20. Danny Salazar Below (-13)
There are two things keeping Salazar from being number 25 despite a 6.04 ERA and a .310 opponent batting average. One, is that unlike the bottom of this list, he has actually played a considerable amount. Secondly, the Indians didn’t need him to be amazing from day one. Unlike Carrasco, Salazar is still 24 years old and in just his second Major League season. There is room in the rotation for one all or nothing starter and Salazar has shown flashes where he looks like the best pitcher in the league.
21. C.C. Lee Even (NR)
Lee has been the most average reliever still on team, but has been significantly better than the two who were sent down to AAA, Pestano and Wood. He has been very similar to two of the Indians starters to be mentioned later, in that he has been both dominant and disappointing. The biggest difference between the has been the amount of pressure. Since Lee isn’t a starter, he isn’t allowed to get into as much trouble as the two young starters, keeping his numbers (5.14 ERA, 6 K’s, 7 IP) looking significantly better.
21. Ryan Raburn Below (-6)
Raburn’s start shouldn’t be a surprise to anyone who looks past what is actually happening and into why it is. Raburn’s success last season was due to his .311 BABIP, up almost 90 points from the season before. This year, his BABIP has dropped again, down to .225, significantly lower than the league average. The good thing for Raburn, is that these lucky/unlucky streaks rarely last too long. While he probably won’t reach last years numbers, he won’t end the season batting .164 either.
23. Carlos Carrasco Below (-6)
The Indians have seen both sides of Carrasco this year, but he has yet to actually put something together for an entire game. He has multiple great starts through three innings, but has had issues getting past that point. His 24 strike outs in 23.2 innings is very impressive, but his average of just over five innings per start is not. He sat on the borderline of moving to the bullpen in favor of Trevor Bauer for a long time, but eventually, Francona and Chris Antonetti tired of his 6.46 ERA and moved him back into the bullpen a few days ago.
24. Elliot Johnson Even (-2)
Johnson has just 15 at bats so far this year and that is actually a good thing. It means the Indians infield has been hitting and playing defense so well, they don’t need a single day off. Or else, it means that Francona knows that Johnson would be an even worse option. Combined with the next player, the Indians have a defender that is such a poor hitter, he can’t even make it into the line-up and a hitter that is so feeble, he can’t be used in the field. While the Indians’ bench looked extremely versatile on paper, the fact that everyone can play everywhere isn’t all that useful if they can’t do anything else.
25. Jason Giambi Even (NR)
Giambi is fulfilling the newly created position of player/coach, which allows him to use a 25 man roster spot without actually producing anything on the field. He is yet to have a hit in 2014, including his rehab in Akron and multiple Spring Training appearances. In the regular season, he has gotten into three games and went 0-8, but did reach base once, when he was hit by a pitch.
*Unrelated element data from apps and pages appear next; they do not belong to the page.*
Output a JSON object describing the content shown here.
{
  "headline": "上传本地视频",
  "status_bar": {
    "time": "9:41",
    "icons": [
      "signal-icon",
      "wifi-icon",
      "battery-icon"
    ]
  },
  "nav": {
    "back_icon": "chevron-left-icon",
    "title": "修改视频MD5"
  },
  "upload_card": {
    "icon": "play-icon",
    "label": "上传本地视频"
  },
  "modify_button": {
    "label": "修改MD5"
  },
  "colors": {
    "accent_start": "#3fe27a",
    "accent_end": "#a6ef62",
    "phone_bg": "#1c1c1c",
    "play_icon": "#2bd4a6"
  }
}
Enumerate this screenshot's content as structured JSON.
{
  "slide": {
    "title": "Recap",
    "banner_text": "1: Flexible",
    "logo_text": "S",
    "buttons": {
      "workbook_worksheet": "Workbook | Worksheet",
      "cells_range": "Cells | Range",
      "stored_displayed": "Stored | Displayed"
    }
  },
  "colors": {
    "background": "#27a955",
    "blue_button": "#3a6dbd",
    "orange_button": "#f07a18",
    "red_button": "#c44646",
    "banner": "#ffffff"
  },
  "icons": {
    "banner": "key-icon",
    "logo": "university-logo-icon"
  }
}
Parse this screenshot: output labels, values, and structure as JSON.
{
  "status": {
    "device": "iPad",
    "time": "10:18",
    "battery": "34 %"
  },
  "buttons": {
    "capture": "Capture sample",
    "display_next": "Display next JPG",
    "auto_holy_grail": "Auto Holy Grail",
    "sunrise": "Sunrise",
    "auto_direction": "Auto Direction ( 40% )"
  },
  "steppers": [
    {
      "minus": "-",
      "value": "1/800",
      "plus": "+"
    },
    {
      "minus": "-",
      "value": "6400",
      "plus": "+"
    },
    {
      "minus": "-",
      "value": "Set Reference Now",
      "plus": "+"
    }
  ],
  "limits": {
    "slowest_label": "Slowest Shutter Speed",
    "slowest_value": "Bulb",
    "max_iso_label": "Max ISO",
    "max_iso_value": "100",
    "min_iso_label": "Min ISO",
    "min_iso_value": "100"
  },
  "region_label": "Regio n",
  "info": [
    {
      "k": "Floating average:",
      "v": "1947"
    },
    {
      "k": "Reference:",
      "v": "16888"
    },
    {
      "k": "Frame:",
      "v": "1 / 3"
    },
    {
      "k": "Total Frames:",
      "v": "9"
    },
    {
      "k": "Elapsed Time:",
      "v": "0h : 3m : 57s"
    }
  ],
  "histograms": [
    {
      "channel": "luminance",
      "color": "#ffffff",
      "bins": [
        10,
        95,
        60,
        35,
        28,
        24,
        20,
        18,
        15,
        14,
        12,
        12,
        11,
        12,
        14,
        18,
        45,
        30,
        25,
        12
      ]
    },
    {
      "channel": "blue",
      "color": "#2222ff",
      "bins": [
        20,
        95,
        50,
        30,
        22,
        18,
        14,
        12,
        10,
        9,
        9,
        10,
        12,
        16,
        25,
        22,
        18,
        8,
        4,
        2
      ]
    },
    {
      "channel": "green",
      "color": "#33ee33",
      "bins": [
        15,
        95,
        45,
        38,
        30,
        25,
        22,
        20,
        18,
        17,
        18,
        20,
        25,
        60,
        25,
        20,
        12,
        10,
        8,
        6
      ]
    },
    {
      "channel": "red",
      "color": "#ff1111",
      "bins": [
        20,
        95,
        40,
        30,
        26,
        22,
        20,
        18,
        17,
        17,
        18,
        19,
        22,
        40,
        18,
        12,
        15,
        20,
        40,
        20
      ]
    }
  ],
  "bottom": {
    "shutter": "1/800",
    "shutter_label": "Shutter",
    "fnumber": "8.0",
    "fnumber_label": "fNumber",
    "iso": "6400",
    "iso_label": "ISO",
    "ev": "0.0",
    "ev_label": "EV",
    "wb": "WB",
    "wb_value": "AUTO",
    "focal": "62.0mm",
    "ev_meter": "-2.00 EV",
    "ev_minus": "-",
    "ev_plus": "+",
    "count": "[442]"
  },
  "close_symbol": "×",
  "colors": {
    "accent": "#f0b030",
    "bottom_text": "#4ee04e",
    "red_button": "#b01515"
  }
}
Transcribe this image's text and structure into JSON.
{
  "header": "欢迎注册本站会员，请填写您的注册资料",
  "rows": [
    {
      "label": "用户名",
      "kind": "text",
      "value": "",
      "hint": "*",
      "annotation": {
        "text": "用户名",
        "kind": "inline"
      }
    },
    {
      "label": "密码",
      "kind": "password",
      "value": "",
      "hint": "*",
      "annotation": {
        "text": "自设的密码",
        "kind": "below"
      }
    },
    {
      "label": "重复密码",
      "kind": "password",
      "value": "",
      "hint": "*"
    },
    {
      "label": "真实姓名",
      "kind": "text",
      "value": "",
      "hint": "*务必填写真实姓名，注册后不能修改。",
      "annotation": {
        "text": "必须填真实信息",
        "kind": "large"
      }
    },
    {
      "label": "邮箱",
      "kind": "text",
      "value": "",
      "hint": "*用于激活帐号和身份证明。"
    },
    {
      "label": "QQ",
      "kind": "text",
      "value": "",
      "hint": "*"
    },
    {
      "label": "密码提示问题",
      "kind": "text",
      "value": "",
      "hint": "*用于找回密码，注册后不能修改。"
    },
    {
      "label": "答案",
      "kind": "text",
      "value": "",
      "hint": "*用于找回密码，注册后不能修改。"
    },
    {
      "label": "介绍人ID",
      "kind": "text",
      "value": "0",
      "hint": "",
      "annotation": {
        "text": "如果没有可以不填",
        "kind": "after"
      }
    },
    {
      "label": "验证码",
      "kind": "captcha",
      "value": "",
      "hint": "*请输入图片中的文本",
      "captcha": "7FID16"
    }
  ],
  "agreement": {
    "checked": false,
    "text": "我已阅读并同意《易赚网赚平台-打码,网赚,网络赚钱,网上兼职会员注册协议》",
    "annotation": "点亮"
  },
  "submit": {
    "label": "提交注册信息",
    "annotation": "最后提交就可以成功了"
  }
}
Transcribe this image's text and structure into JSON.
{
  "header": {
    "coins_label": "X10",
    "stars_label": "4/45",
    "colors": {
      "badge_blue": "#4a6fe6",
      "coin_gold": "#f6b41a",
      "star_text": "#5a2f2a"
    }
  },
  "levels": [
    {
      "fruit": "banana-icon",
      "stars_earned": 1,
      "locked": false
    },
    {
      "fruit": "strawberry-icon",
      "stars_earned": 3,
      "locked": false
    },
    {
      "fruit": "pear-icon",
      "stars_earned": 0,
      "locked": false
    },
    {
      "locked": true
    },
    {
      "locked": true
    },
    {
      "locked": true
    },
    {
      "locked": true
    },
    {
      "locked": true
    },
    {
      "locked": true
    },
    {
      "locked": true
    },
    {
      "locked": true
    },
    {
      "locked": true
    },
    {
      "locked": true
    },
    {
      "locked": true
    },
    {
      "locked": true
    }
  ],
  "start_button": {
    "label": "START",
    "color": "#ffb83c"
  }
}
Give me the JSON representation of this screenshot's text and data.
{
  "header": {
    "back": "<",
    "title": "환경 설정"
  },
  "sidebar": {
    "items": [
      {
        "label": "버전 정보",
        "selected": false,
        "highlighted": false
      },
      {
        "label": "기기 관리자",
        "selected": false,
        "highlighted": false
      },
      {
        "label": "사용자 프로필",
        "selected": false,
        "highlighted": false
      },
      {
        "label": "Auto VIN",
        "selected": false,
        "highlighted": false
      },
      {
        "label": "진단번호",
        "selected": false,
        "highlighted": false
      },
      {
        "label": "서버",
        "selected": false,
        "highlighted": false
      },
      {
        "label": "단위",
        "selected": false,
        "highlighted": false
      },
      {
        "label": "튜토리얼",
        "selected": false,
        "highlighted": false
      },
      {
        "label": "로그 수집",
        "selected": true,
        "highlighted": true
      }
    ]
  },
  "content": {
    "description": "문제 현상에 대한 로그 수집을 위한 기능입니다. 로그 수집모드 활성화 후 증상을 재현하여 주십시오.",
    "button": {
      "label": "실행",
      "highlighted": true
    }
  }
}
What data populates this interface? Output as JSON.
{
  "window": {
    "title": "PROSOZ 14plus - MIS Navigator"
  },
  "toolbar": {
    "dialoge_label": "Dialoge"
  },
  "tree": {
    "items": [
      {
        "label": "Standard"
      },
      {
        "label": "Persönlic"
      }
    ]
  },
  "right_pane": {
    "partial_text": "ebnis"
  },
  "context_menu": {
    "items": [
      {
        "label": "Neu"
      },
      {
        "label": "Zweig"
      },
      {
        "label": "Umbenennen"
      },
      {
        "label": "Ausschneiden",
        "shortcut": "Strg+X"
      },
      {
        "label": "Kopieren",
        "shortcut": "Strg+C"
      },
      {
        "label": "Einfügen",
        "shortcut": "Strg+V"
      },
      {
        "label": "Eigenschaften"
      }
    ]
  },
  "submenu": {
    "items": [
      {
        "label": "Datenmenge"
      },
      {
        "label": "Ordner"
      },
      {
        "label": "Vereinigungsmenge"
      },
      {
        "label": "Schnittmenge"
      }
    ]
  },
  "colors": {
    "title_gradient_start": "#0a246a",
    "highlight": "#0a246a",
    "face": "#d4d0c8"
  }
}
No Longer With Us (In no particular order)
Vinnie Pestano Below
Justin Sellers DNP
Trevor Bauer Above
Nyjer Morgan Above
Blake Wood Below